There is considerable cultural variation in what it means to be healthy. The World Health Organization (WHO) has developed a widely adopted definition of health to include a biopsychosocial approach to well-being. For many, the identification of health versus illness often depends on subjective labeling of how a person feels in the moment, but in reality, overall health is determined by a complex set of variables. There is a great deal of intracultural variability in the United States when it comes to health and well-being. In particular, disparity exists in groups based on socioeconomic status and race/ethnicity when it comes to access to health resources and care. Additionally, enculturated experiences, perceptions, and values further influence American health in regard to diet and sleep hygiene. The future of health in the United States and globally will be shaped by the ability of future generations to tackle the complex challenges faced within each culture.

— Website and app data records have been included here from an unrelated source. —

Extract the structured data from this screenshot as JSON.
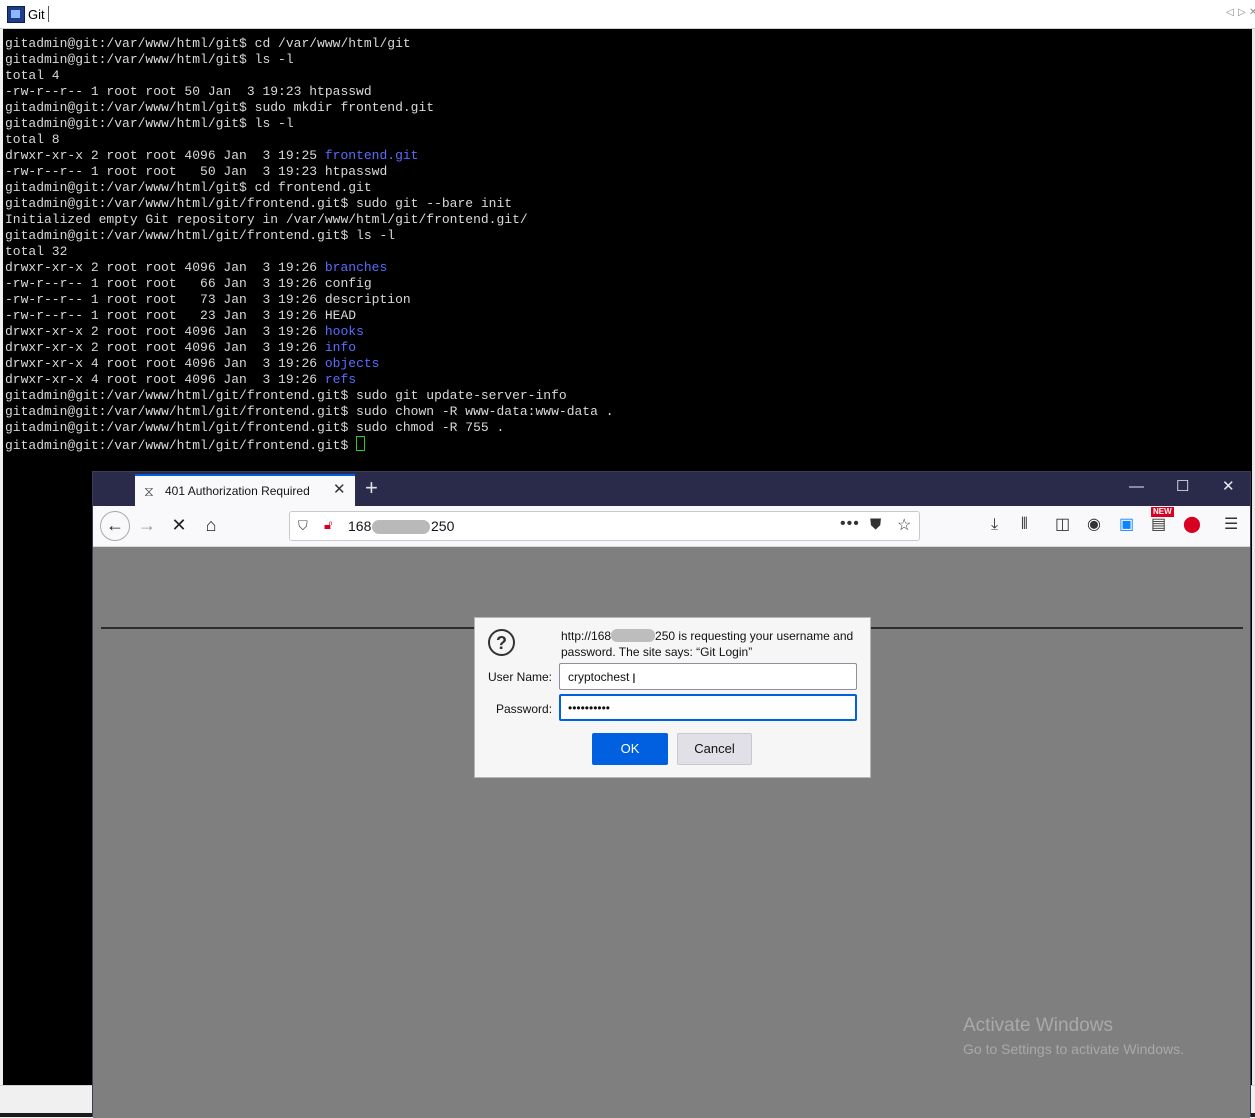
{
  "terminal_window": {
    "title": "Git",
    "lines": [
      {
        "segments": [
          {
            "text": "gitadmin@git:/var/www/html/git$ cd /var/www/html/git"
          }
        ]
      },
      {
        "segments": [
          {
            "text": "gitadmin@git:/var/www/html/git$ ls -l"
          }
        ]
      },
      {
        "segments": [
          {
            "text": "total 4"
          }
        ]
      },
      {
        "segments": [
          {
            "text": "-rw-r--r-- 1 root root 50 Jan  3 19:23 htpasswd"
          }
        ]
      },
      {
        "segments": [
          {
            "text": "gitadmin@git:/var/www/html/git$ sudo mkdir frontend.git"
          }
        ]
      },
      {
        "segments": [
          {
            "text": "gitadmin@git:/var/www/html/git$ ls -l"
          }
        ]
      },
      {
        "segments": [
          {
            "text": "total 8"
          }
        ]
      },
      {
        "segments": [
          {
            "text": "drwxr-xr-x 2 root root 4096 Jan  3 19:25 "
          },
          {
            "text": "frontend.git",
            "dir": true
          }
        ]
      },
      {
        "segments": [
          {
            "text": "-rw-r--r-- 1 root root   50 Jan  3 19:23 htpasswd"
          }
        ]
      },
      {
        "segments": [
          {
            "text": "gitadmin@git:/var/www/html/git$ cd frontend.git"
          }
        ]
      },
      {
        "segments": [
          {
            "text": "gitadmin@git:/var/www/html/git/frontend.git$ sudo git --bare init"
          }
        ]
      },
      {
        "segments": [
          {
            "text": "Initialized empty Git repository in /var/www/html/git/frontend.git/"
          }
        ]
      },
      {
        "segments": [
          {
            "text": "gitadmin@git:/var/www/html/git/frontend.git$ ls -l"
          }
        ]
      },
      {
        "segments": [
          {
            "text": "total 32"
          }
        ]
      },
      {
        "segments": [
          {
            "text": "drwxr-xr-x 2 root root 4096 Jan  3 19:26 "
          },
          {
            "text": "branches",
            "dir": true
          }
        ]
      },
      {
        "segments": [
          {
            "text": "-rw-r--r-- 1 root root   66 Jan  3 19:26 config"
          }
        ]
      },
      {
        "segments": [
          {
            "text": "-rw-r--r-- 1 root root   73 Jan  3 19:26 description"
          }
        ]
      },
      {
        "segments": [
          {
            "text": "-rw-r--r-- 1 root root   23 Jan  3 19:26 HEAD"
          }
        ]
      },
      {
        "segments": [
          {
            "text": "drwxr-xr-x 2 root root 4096 Jan  3 19:26 "
          },
          {
            "text": "hooks",
            "dir": true
          }
        ]
      },
      {
        "segments": [
          {
            "text": "drwxr-xr-x 2 root root 4096 Jan  3 19:26 "
          },
          {
            "text": "info",
            "dir": true
          }
        ]
      },
      {
        "segments": [
          {
            "text": "drwxr-xr-x 4 root root 4096 Jan  3 19:26 "
          },
          {
            "text": "objects",
            "dir": true
          }
        ]
      },
      {
        "segments": [
          {
            "text": "drwxr-xr-x 4 root root 4096 Jan  3 19:26 "
          },
          {
            "text": "refs",
            "dir": true
          }
        ]
      },
      {
        "segments": [
          {
            "text": "gitadmin@git:/var/www/html/git/frontend.git$ sudo git update-server-info"
          }
        ]
      },
      {
        "segments": [
          {
            "text": "gitadmin@git:/var/www/html/git/frontend.git$ sudo chown -R www-data:www-data ."
          }
        ]
      },
      {
        "segments": [
          {
            "text": "gitadmin@git:/var/www/html/git/frontend.git$ sudo chmod -R 755 ."
          }
        ]
      },
      {
        "segments": [
          {
            "text": "gitadmin@git:/var/www/html/git/frontend.git$ "
          }
        ],
        "cursor": true
      }
    ]
  },
  "browser": {
    "tab": {
      "title": "401 Authorization Required"
    },
    "url": {
      "visible_start": "168",
      "visible_end": "250"
    },
    "new_badge": "NEW"
  },
  "auth_dialog": {
    "message_start": "http://168",
    "message_end": "250 is requesting your username and password. The site says: “Git Login”",
    "username_label": "User Name:",
    "username_value": "cryptochest",
    "password_label": "Password:",
    "password_value": "••••••••••",
    "ok_label": "OK",
    "cancel_label": "Cancel"
  },
  "watermark": {
    "title": "Activate Windows",
    "subtitle": "Go to Settings to activate Windows."
  },
  "colors": {
    "terminal_bg": "#000000",
    "terminal_text": "#d9d9d9",
    "directory_text": "#5a6bff",
    "cursor": "#22d022",
    "accent": "#0060df"
  }
}
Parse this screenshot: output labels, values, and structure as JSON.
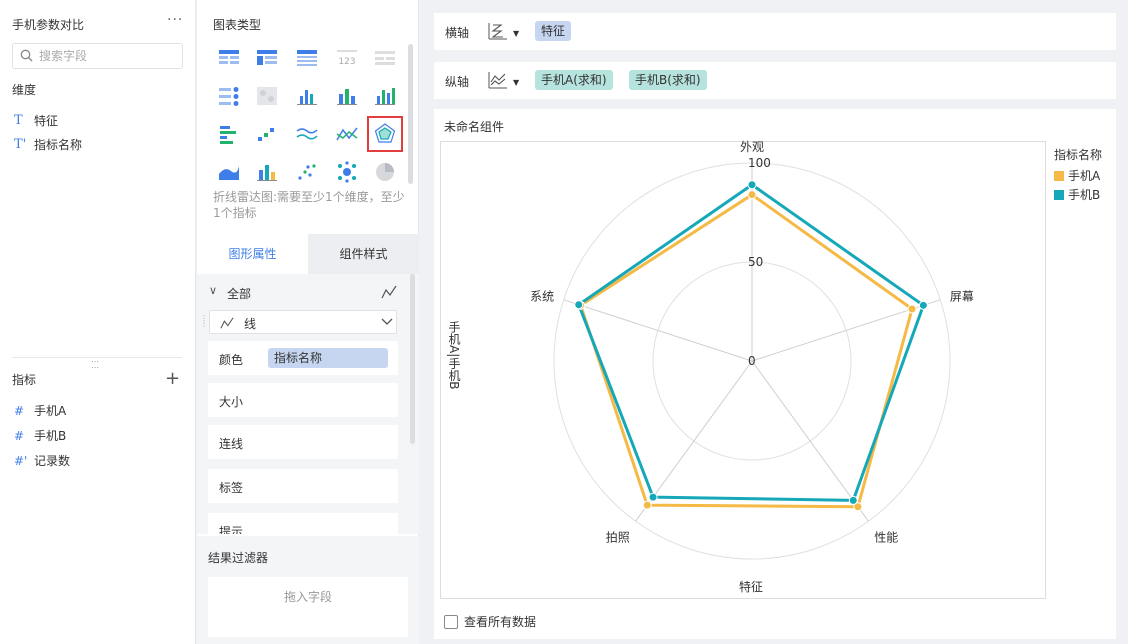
{
  "left_panel": {
    "title": "手机参数对比",
    "more_label": "···",
    "search": {
      "placeholder": "搜索字段",
      "value": ""
    },
    "dimension_section": "维度",
    "dimensions": [
      {
        "icon": "T",
        "label": "特征"
      },
      {
        "icon": "T'",
        "label": "指标名称"
      }
    ],
    "measure_section": "指标",
    "measures": [
      {
        "icon": "#",
        "label": "手机A"
      },
      {
        "icon": "#",
        "label": "手机B"
      },
      {
        "icon": "#'",
        "label": "记录数"
      }
    ]
  },
  "middle_panel": {
    "title": "图表类型",
    "selected_chart_type": "radar-line",
    "hint": "折线雷达图:需要至少1个维度，至少1个指标",
    "tabs": {
      "active": "图形属性",
      "inactive": "组件样式"
    },
    "props": {
      "group_label": "全部",
      "mark_type": "线",
      "color_label": "颜色",
      "color_field": "指标名称",
      "size_label": "大小",
      "connect_label": "连线",
      "label_label": "标签",
      "tooltip_label": "提示"
    },
    "filter": {
      "title": "结果过滤器",
      "placeholder": "拖入字段"
    }
  },
  "axes": {
    "x": {
      "label": "横轴",
      "fields": [
        "特征"
      ]
    },
    "y": {
      "label": "纵轴",
      "fields": [
        "手机A(求和)",
        "手机B(求和)"
      ]
    }
  },
  "chart_card": {
    "title": "未命名组件",
    "show_all_data": "查看所有数据"
  },
  "chart_data": {
    "type": "radar",
    "categories": [
      "外观",
      "屏幕",
      "性能",
      "拍照",
      "系统"
    ],
    "series": [
      {
        "name": "手机A",
        "values": [
          84,
          85,
          91,
          90,
          91
        ],
        "color": "#f5b946"
      },
      {
        "name": "手机B",
        "values": [
          89,
          91,
          87,
          85,
          92
        ],
        "color": "#14a8b9"
      }
    ],
    "radial_ticks": [
      "0",
      "50",
      "100"
    ],
    "rlim": [
      0,
      100
    ],
    "xlabel": "特征",
    "ylabel": "手机A|手机B",
    "legend": {
      "title": "指标名称",
      "position": "right-top"
    },
    "grid": true
  }
}
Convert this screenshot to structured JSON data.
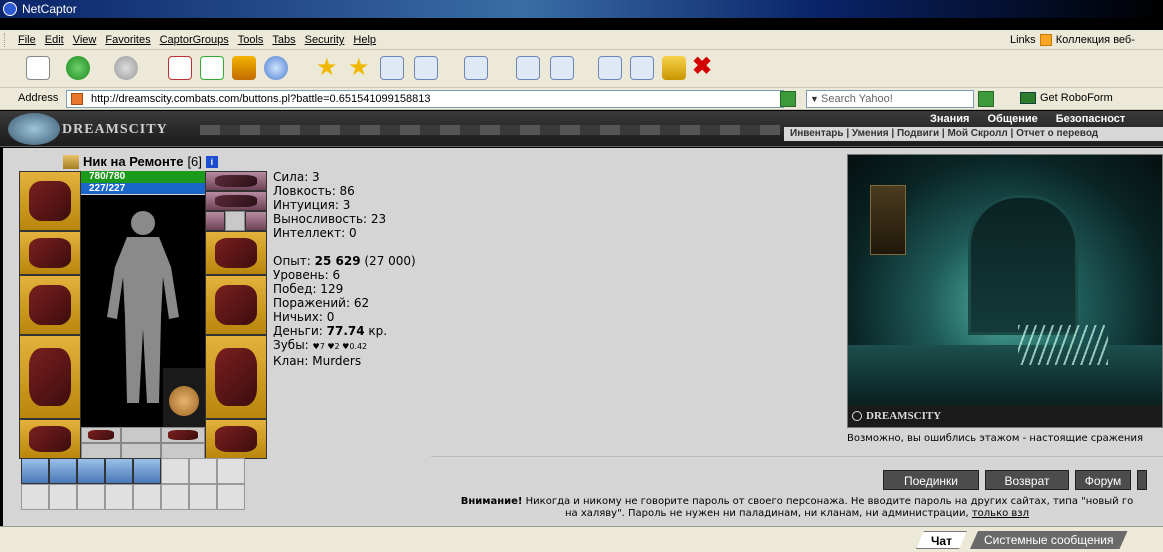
{
  "window": {
    "title": "NetCaptor"
  },
  "menu": {
    "items": [
      "File",
      "Edit",
      "View",
      "Favorites",
      "CaptorGroups",
      "Tools",
      "Tabs",
      "Security",
      "Help"
    ],
    "links_label": "Links",
    "links_item": "Коллекция веб-"
  },
  "address": {
    "label": "Address",
    "url": "http://dreamscity.combats.com/buttons.pl?battle=0.651541099158813",
    "search_placeholder": "Search Yahoo!",
    "roboform": "Get RoboForm"
  },
  "game_header": {
    "brand": "DREAMSCITY",
    "top_links": [
      "Знания",
      "Общение",
      "Безопасност"
    ],
    "sub_nav": "Инвентарь | Умения | Подвиги | Мой Скролл | Отчет о перевод"
  },
  "character": {
    "name": "Ник на Ремонте",
    "level": "[6]",
    "hp": "780/780",
    "mp": "227/227"
  },
  "stats": {
    "strength": "Сила: 3",
    "agility": "Ловкость: 86",
    "intuition": "Интуиция: 3",
    "endurance": "Выносливость: 23",
    "intellect": "Интеллект: 0",
    "exp_label": "Опыт: ",
    "exp_value": "25 629",
    "exp_next": " (27 000)",
    "level": "Уровень: 6",
    "wins": "Побед: 129",
    "losses": "Поражений: 62",
    "draws": "Ничьих: 0",
    "money_label": "Деньги: ",
    "money_value": "77.74",
    "money_unit": " кр.",
    "teeth_label": "Зубы: ",
    "teeth_values": "♥7 ♥2 ♥0.42",
    "clan": "Клан: Murders"
  },
  "scene": {
    "caption": "DREAMSCITY",
    "hint": "Возможно, вы ошиблись этажом - настоящие сражения"
  },
  "buttons": {
    "duels": "Поединки",
    "return": "Возврат",
    "forum": "Форум"
  },
  "warning": {
    "bold": "Внимание!",
    "text1": " Никогда и никому не говорите пароль от своего персонажа. Не вводите пароль на других сайтах, типа \"новый го",
    "text2": "на халяву\". Пароль не нужен ни паладинам, ни кланам, ни администрации, ",
    "link": "только взл"
  },
  "chat": {
    "tab_chat": "Чат",
    "tab_system": "Системные сообщения"
  },
  "colors": {
    "hp": "#1c9a1c",
    "mp": "#1b66c9",
    "panel": "#d5d5d5"
  }
}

Culture and Psychology by L D Worthy; T Lavigne; and F Romero is licensed under a Creative Commons Attribution-NonCommercial-ShareAlike 4.0 International License, except where otherwise noted.